    Even my youngest sons, when they needed new beds, wanted to go to the second hand store and pick out their beds there, which are at least 75 years old. Even now, as adults, they treasure items from the past over the Chinese stuff. We surround ourselves with the values of days gone by as well as with items of those long ago days as well.

    • Marianne Keating

      Your house sounds like my house! Religious pictures, statues and items as well as framed old family photos are throughout our home along with antiques picked up from second hand stores. People always comment how welcoming and homey it is and I tell them that it is the religious items that depict love and give comfort. Our kids went through the IKEA phase but now are beginning to seek out the old stuff from second hand stores as well. Even if it a piece is not from your own family, you realize it has a history with it and “your find” begins a history with your family.

    • dthy

      Oh yes, the religious items are important. I have, for examples, a rosary that my Dad gave me, and another that my Mother had as long as I can remember. In fact, they left behind enough religious items to supply all their children and adult Grandchildren. These things are really to be treasured.

  • salesgirl

    It’s not just material relics of their ancestors in which people today are not interested. They don’t even care about the ancestors themselves, abandoning them to nursing homes before they die. And once they’re gone, they don’t visit their graves, have Masses said for them or pray for them. They are not even interested in genealogy or finding their extended family. Children of divorce and single- parent-by-choice homes have become so embittered by their experience of broken family that they think that’s what all families are like and have been. Same is true of their experience of the broken and dysfunctional practice of Christian religion, that they think all Christianity is like this. Pray and fast, friends. So many have been cut off from all truth from their childhood.
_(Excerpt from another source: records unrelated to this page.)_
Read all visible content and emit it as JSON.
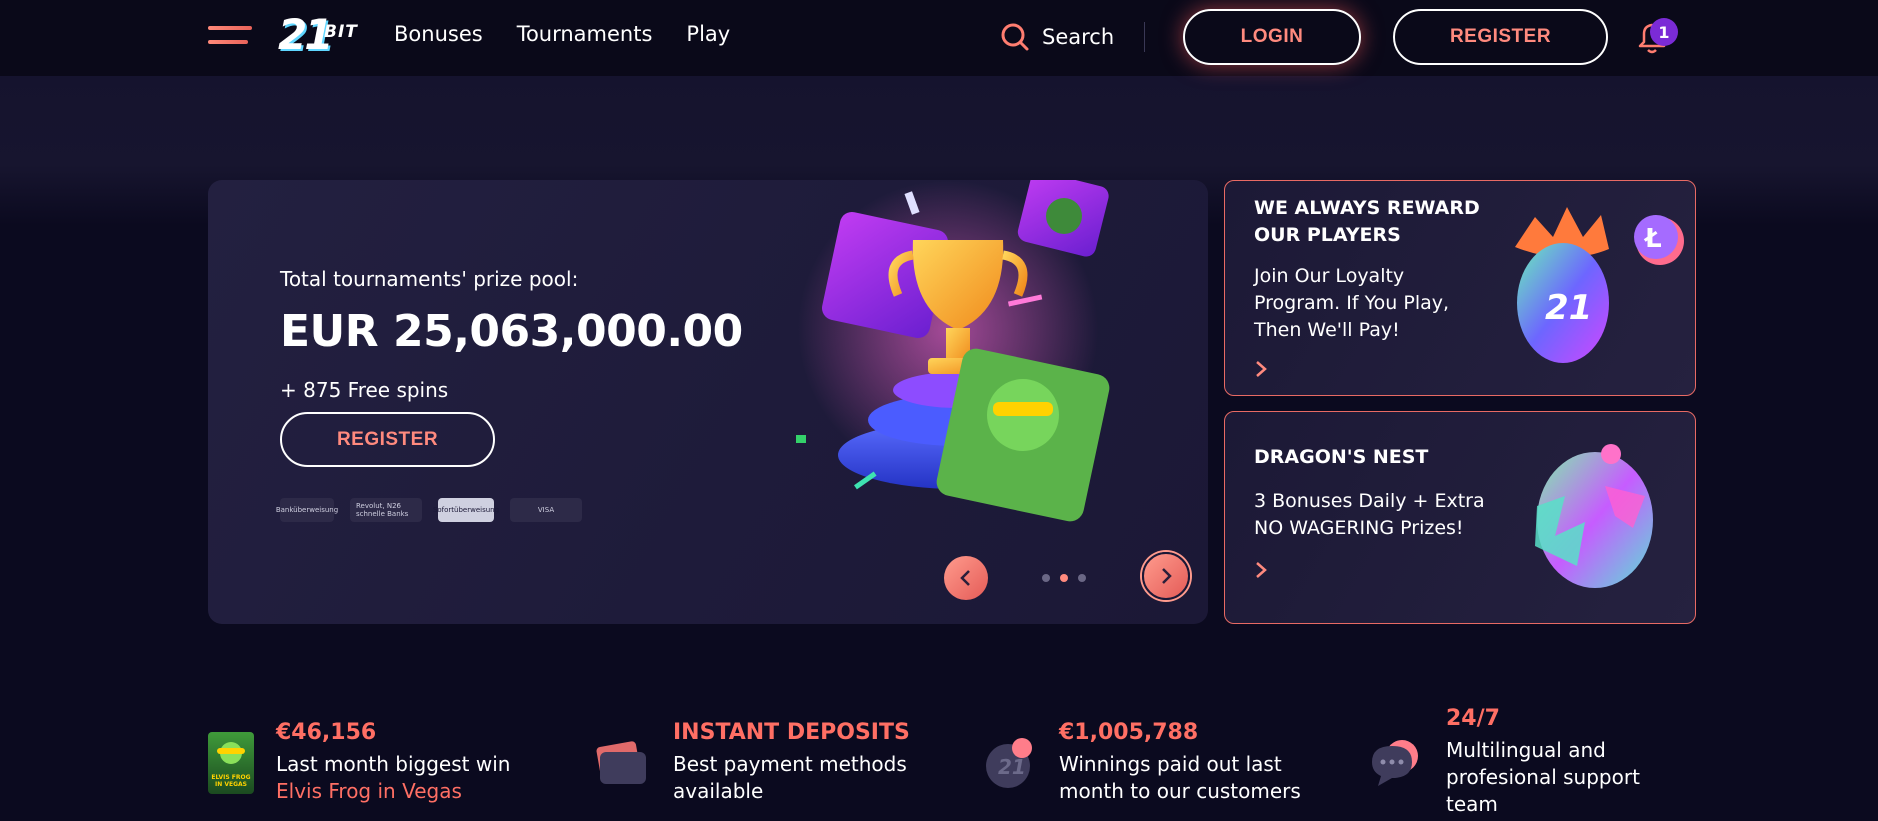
{
  "header": {
    "logo_number": "21",
    "logo_suffix": "BIT",
    "nav": [
      "Bonuses",
      "Tournaments",
      "Play"
    ],
    "search_label": "Search",
    "login_label": "LOGIN",
    "register_label": "REGISTER",
    "notification_count": "1"
  },
  "hero": {
    "pool_label": "Total tournaments' prize pool:",
    "pool_amount": "EUR 25,063,000.00",
    "spins": "+ 875 Free spins",
    "register_label": "REGISTER",
    "payment_methods": [
      "Banküberweisung",
      "Revolut, N26 schnelle Banks",
      "Sofortüberweisung",
      "VISA"
    ],
    "slides_total": 3,
    "active_slide": 2
  },
  "cards": [
    {
      "title_line1": "WE ALWAYS REWARD",
      "title_line2": "OUR PLAYERS",
      "desc_line1": "Join Our Loyalty",
      "desc_line2": "Program. If You Play,",
      "desc_line3": "Then We'll Pay!"
    },
    {
      "title_line1": "DRAGON'S NEST",
      "desc_line1": "3 Bonuses Daily + Extra",
      "desc_line2": "NO WAGERING Prizes!"
    }
  ],
  "features": [
    {
      "amount": "€46,156",
      "line1": "Last month biggest win",
      "link": "Elvis Frog in Vegas",
      "thumb_line1": "ELVIS FROG",
      "thumb_line2": "IN VEGAS"
    },
    {
      "amount": "INSTANT DEPOSITS",
      "line1": "Best payment methods",
      "line2": "available"
    },
    {
      "amount": "€1,005,788",
      "line1": "Winnings paid out last",
      "line2": "month to our customers"
    },
    {
      "amount": "24/7",
      "line1": "Multilingual and",
      "line2": "profesional support",
      "line3": "team"
    }
  ],
  "colors": {
    "accent": "#ff8a7e",
    "accent_red": "#ff6f64",
    "background": "#0b0a1f",
    "badge": "#7b2bd6"
  }
}
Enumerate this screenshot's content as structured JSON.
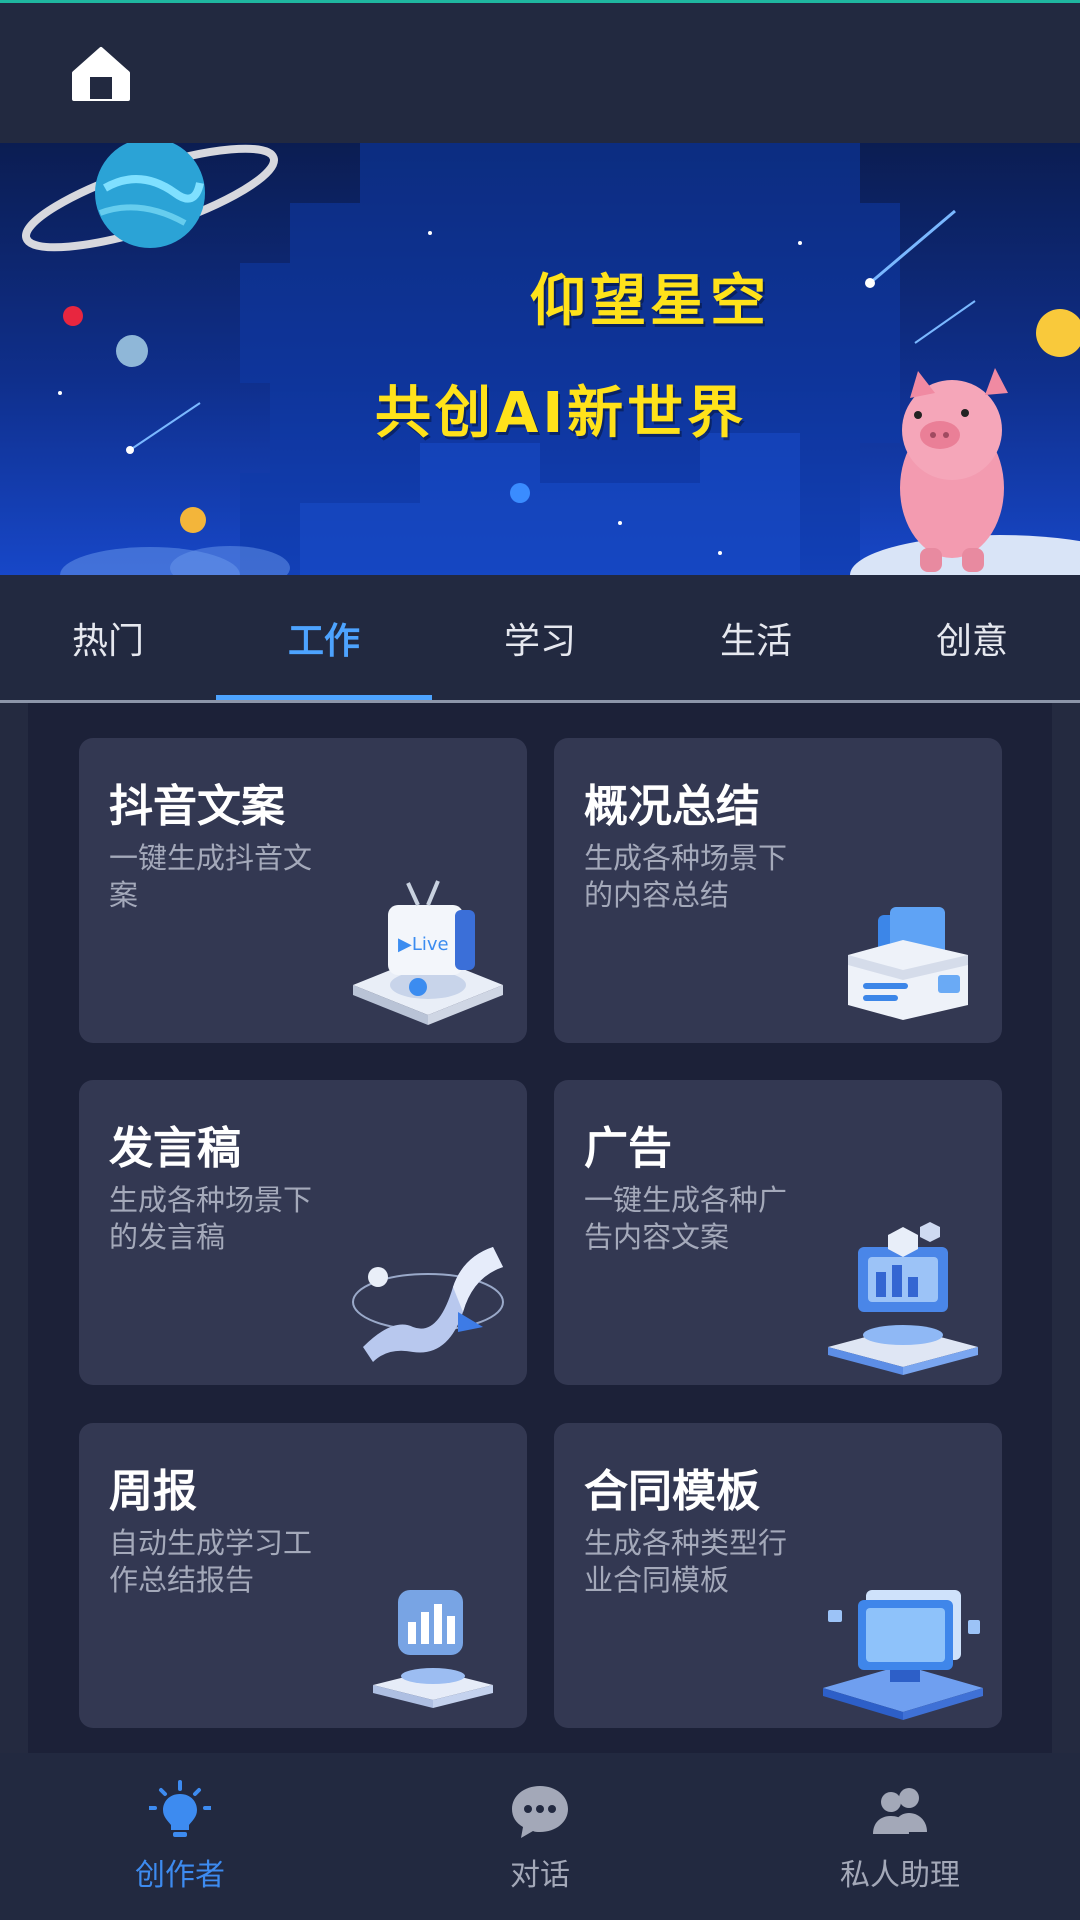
{
  "header": {
    "home_icon": "home-icon"
  },
  "banner": {
    "line1": "仰望星空",
    "line2": "共创AI新世界"
  },
  "tabs": [
    {
      "label": "热门",
      "active": false
    },
    {
      "label": "工作",
      "active": true
    },
    {
      "label": "学习",
      "active": false
    },
    {
      "label": "生活",
      "active": false
    },
    {
      "label": "创意",
      "active": false
    }
  ],
  "cards": [
    {
      "title": "抖音文案",
      "desc": "一键生成抖音文案",
      "icon": "live-tv-icon"
    },
    {
      "title": "概况总结",
      "desc": "生成各种场景下的内容总结",
      "icon": "file-box-icon"
    },
    {
      "title": "发言稿",
      "desc": "生成各种场景下的发言稿",
      "icon": "scroll-icon"
    },
    {
      "title": "广告",
      "desc": "一键生成各种广告内容文案",
      "icon": "ad-platform-icon"
    },
    {
      "title": "周报",
      "desc": "自动生成学习工作总结报告",
      "icon": "report-chart-icon"
    },
    {
      "title": "合同模板",
      "desc": "生成各种类型行业合同模板",
      "icon": "contract-monitor-icon"
    }
  ],
  "bottom_nav": [
    {
      "label": "创作者",
      "icon": "lightbulb-icon",
      "active": true
    },
    {
      "label": "对话",
      "icon": "chat-bubble-icon",
      "active": false
    },
    {
      "label": "私人助理",
      "icon": "people-icon",
      "active": false
    }
  ],
  "colors": {
    "accent": "#4da3ff",
    "banner_text": "#ffe21a",
    "background": "#242a40",
    "card": "#333852"
  }
}
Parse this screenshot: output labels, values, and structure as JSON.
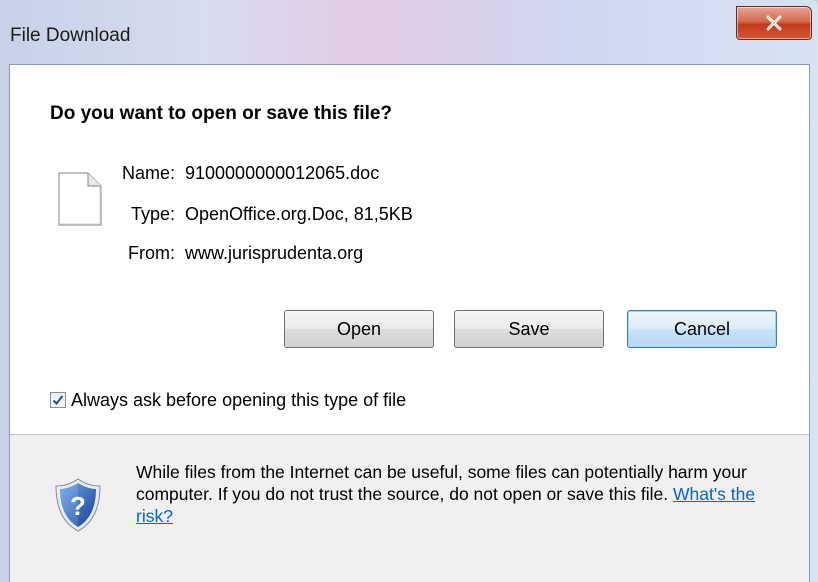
{
  "window": {
    "title": "File Download",
    "close_glyph": "X"
  },
  "dialog": {
    "question": "Do you want to open or save this file?",
    "file": {
      "icon": "document-icon",
      "name_label": "Name:",
      "name_value": "9100000000012065.doc",
      "type_label": "Type:",
      "type_value": "OpenOffice.org.Doc, 81,5KB",
      "from_label": "From:",
      "from_value": "www.jurisprudenta.org"
    },
    "buttons": {
      "open": "Open",
      "save": "Save",
      "cancel": "Cancel"
    },
    "always_ask": {
      "label": "Always ask before opening this type of file",
      "checked": true
    },
    "warning": {
      "icon": "shield-question-icon",
      "text": "While files from the Internet can be useful, some files can potentially harm your computer. If you do not trust the source, do not open or save this file. ",
      "link": "What's the risk?"
    }
  },
  "colors": {
    "link": "#0066cc",
    "close_button": "#c2391a",
    "default_button_border": "#3c7fb1"
  }
}
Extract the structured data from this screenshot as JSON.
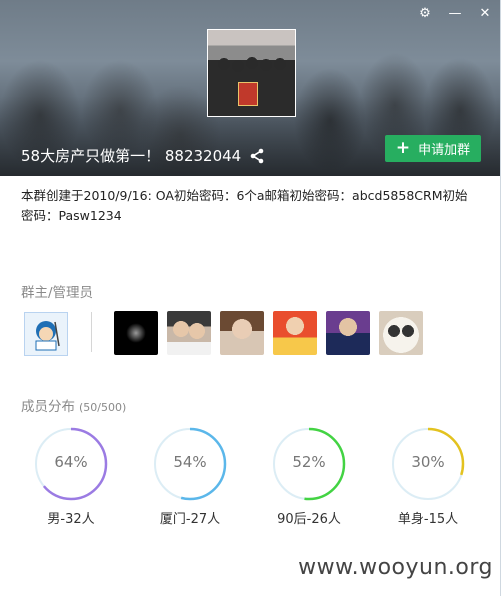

  • dthy

    It may partly be the result of our affluent society. We all have so much stuff already. Of course, everyone needs a set of dishes, for example, but if children have already established a family of their own while parents are still alive, then they most likely have all the material possessions they need. And the more stuff you acquire, the busier you are just maintaining your possessions. The most important thing I hope to pass on to the children is the Catholic Faith. If they wish to sell the possessions and put the money to good use, I would be fine with that. But hopefully they will keep the Faith, because that’s what really unites the family, not just here, but for eternity.